TASK TO COMPLETE ▸ Below are records; reply with nothing but the number of lines in them that contain "views".

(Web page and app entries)
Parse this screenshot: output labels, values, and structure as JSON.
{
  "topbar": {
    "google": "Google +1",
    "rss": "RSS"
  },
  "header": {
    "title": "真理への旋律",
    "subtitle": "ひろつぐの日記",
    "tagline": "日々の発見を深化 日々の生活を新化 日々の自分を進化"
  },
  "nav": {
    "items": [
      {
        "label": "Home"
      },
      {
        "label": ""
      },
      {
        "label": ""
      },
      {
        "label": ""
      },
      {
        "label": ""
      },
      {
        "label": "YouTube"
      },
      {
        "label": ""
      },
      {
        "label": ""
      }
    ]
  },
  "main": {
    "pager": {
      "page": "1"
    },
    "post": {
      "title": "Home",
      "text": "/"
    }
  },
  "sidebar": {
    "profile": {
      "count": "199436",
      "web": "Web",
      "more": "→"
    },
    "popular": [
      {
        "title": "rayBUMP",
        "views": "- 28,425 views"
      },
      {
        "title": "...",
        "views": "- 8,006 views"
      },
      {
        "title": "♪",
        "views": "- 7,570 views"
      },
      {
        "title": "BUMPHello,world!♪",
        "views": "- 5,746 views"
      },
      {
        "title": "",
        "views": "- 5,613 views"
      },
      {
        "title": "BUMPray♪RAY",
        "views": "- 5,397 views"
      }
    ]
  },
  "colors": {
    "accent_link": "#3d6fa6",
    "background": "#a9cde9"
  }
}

EXERCISE RESULT ▸ 6